Moreover, the United States has no conceivable interest in Abkhazian statehood. It is developing closer military and strategic ties with Georgia, and its interest in Caspian oil supplies is reflected in its support of the Baku-Ceyhan oil pipeline that runs through Georgia’s territory.
The US has consistently made clear its positive view of Georgia since the “rose revolution” that brought its smart young president, Mikhail Saakashvili, to power in late 2003 – even extending the honour of an ecstatically-welcomed visit by George W Bush in May 2005.
Meanwhile, the present uncertainty over Abkhazia’s status and future suits Russia rather well. As Tbilisi strives to move closer to the west, Moscow can loom menacingly in Georgia’s wing-mirrors and preserve its strategic options in the troubled region (fuelling more febrile Georgians’ fears that Abkhazians may one day be used – like Sudetenland Germans in Czechoslovakia in the 1930s – as a pretext for military intervention).
Despite this apparent absence of hope for a diplomatic breakthrough in Abkhazia’s recognition by the international community, there seems no appetite – among Abkhazia’s government or public alike – for any sort of compromise. Indeed, in a government riven with personal rivalries (something that became dangerously apparent during the contested, divisive, and occasionally violent electoral process between October 2004 and January 2005), this may be the only unifying factor. When examples of a middle way are suggested, such as the Basque country’s autonomy inside Spain or Scotland’s and Wales’s within the United Kingdom, they are swiftly dismissed.
“There are”, the foreign minister Sergei Shamba declares, “no models which could bring us together with the Georgian state. Due to history, and due to public opinion, we stand by our right to independence.”
“It’s about us, now”, confirms Vice-President Raul Khadjimba. “We have to create the conditions for the world to hear about us. We have to use television, newspapers, the internet, to tell people more about Abkhazia.
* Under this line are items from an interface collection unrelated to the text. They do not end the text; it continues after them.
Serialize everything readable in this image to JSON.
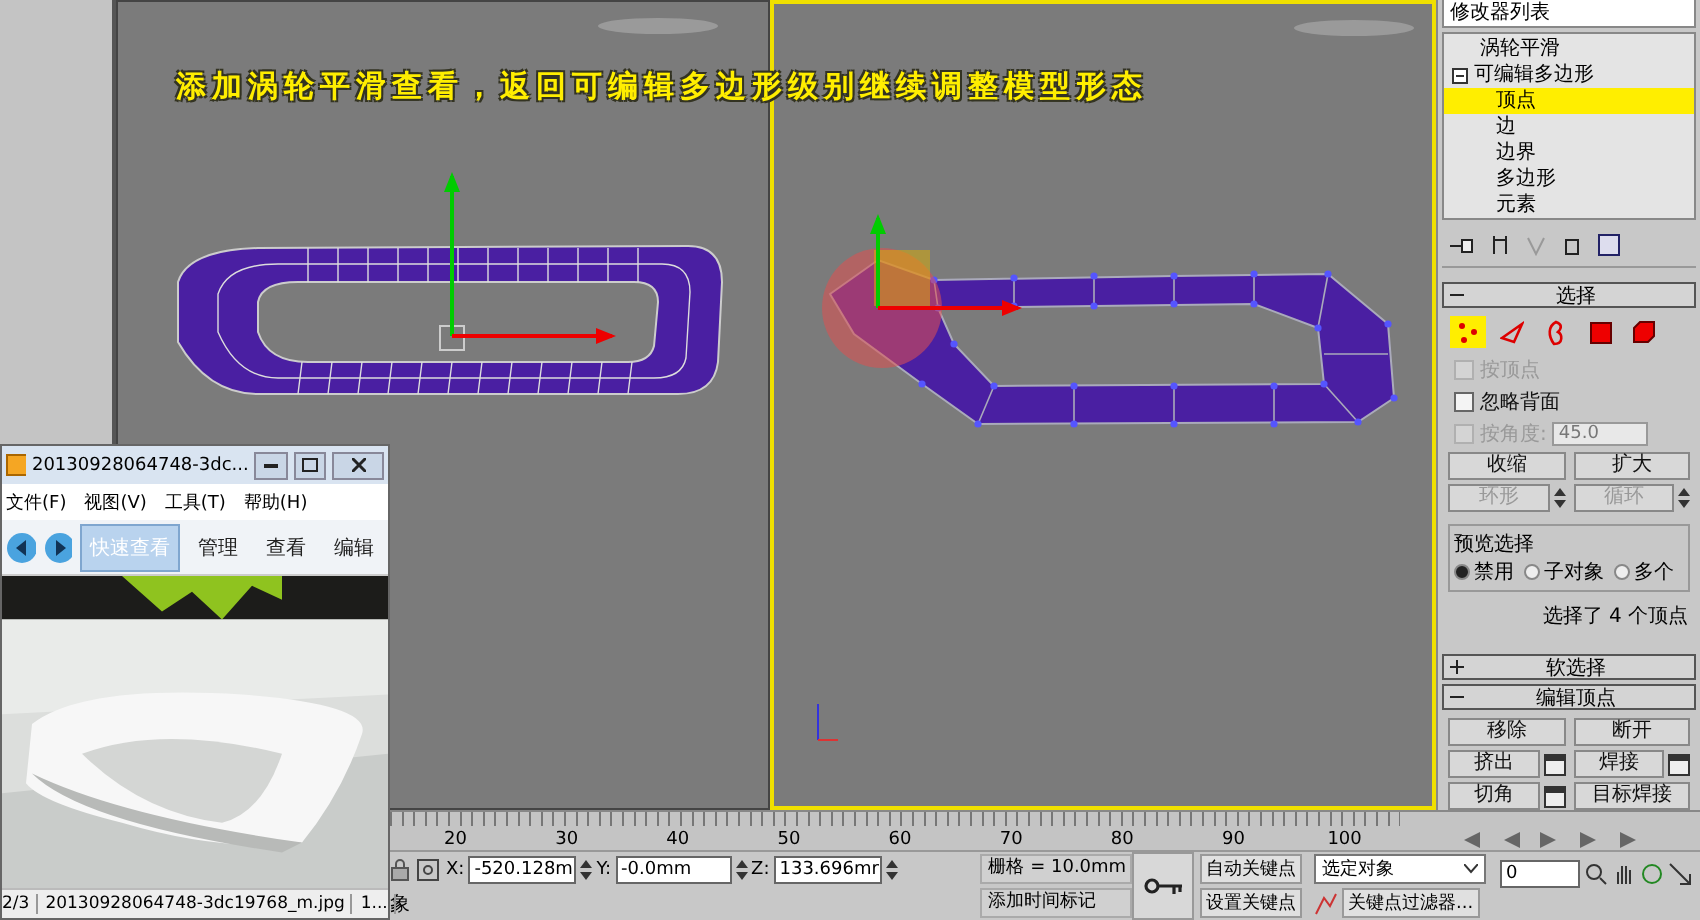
{
  "caption": "添加涡轮平滑查看，返回可编辑多边形级别继续调整模型形态",
  "command_panel": {
    "modifier_list": "修改器列表",
    "stack": [
      {
        "label": "涡轮平滑",
        "selected": false
      },
      {
        "label": "可编辑多边形",
        "selected": false,
        "expanded": true,
        "children": [
          {
            "label": "顶点",
            "selected": true
          },
          {
            "label": "边",
            "selected": false
          },
          {
            "label": "边界",
            "selected": false
          },
          {
            "label": "多边形",
            "selected": false
          },
          {
            "label": "元素",
            "selected": false
          }
        ]
      }
    ],
    "selection": {
      "title": "选择",
      "expanded": true,
      "levels": [
        {
          "kind": "vertex",
          "selected": true
        },
        {
          "kind": "edge",
          "selected": false
        },
        {
          "kind": "border",
          "selected": false
        },
        {
          "kind": "polygon",
          "selected": false
        },
        {
          "kind": "element",
          "selected": false
        }
      ],
      "options": [
        {
          "label": "按顶点",
          "checked": false,
          "disabled": true
        },
        {
          "label": "忽略背面",
          "checked": false,
          "disabled": false
        },
        {
          "label": "按角度:",
          "checked": false,
          "disabled": true,
          "value": "45.0"
        }
      ],
      "buttons": [
        {
          "label": "收缩",
          "disabled": false,
          "spinner": false
        },
        {
          "label": "扩大",
          "disabled": false,
          "spinner": false
        },
        {
          "label": "环形",
          "disabled": true,
          "spinner": true
        },
        {
          "label": "循环",
          "disabled": true,
          "spinner": true
        }
      ],
      "preview": {
        "title": "预览选择",
        "options": [
          {
            "label": "禁用",
            "selected": true
          },
          {
            "label": "子对象",
            "selected": false
          },
          {
            "label": "多个",
            "selected": false
          }
        ]
      },
      "status": "选择了 4 个顶点"
    },
    "soft_selection": {
      "title": "软选择",
      "expanded": false
    },
    "edit_vertices": {
      "title": "编辑顶点",
      "expanded": true,
      "buttons": [
        {
          "label": "移除",
          "settings": false
        },
        {
          "label": "断开",
          "settings": false
        },
        {
          "label": "挤出",
          "settings": true
        },
        {
          "label": "焊接",
          "settings": true
        },
        {
          "label": "切角",
          "settings": true
        },
        {
          "label": "目标焊接",
          "settings": false
        }
      ]
    }
  },
  "image_viewer": {
    "title": "20130928064748-3dc...",
    "menu": [
      "文件(F)",
      "视图(V)",
      "工具(T)",
      "帮助(H)"
    ],
    "tabs": [
      {
        "label": "快速查看",
        "selected": true
      },
      {
        "label": "管理",
        "selected": false
      },
      {
        "label": "查看",
        "selected": false
      },
      {
        "label": "编辑",
        "selected": false
      }
    ],
    "status": [
      "2/3",
      "20130928064748-3dc19768_m.jpg",
      "1..."
    ]
  },
  "timeline": {
    "ticks": [
      "20",
      "30",
      "40",
      "50",
      "60",
      "70",
      "80",
      "90",
      "100"
    ],
    "frame": "0"
  },
  "status_bar": {
    "prompt": "象",
    "coords": [
      {
        "axis": "X:",
        "value": "-520.128m"
      },
      {
        "axis": "Y:",
        "value": "-0.0mm"
      },
      {
        "axis": "Z:",
        "value": "133.696mr"
      }
    ],
    "grid": "栅格 = 10.0mm",
    "add_time_tag": "添加时间标记",
    "auto_key": "自动关键点",
    "set_key": "设置关键点",
    "key_mode": "选定对象",
    "key_filters": "关键点过滤器..."
  }
}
Maybe one day these issues will touch someone’s heart, and the world will give us a chance.”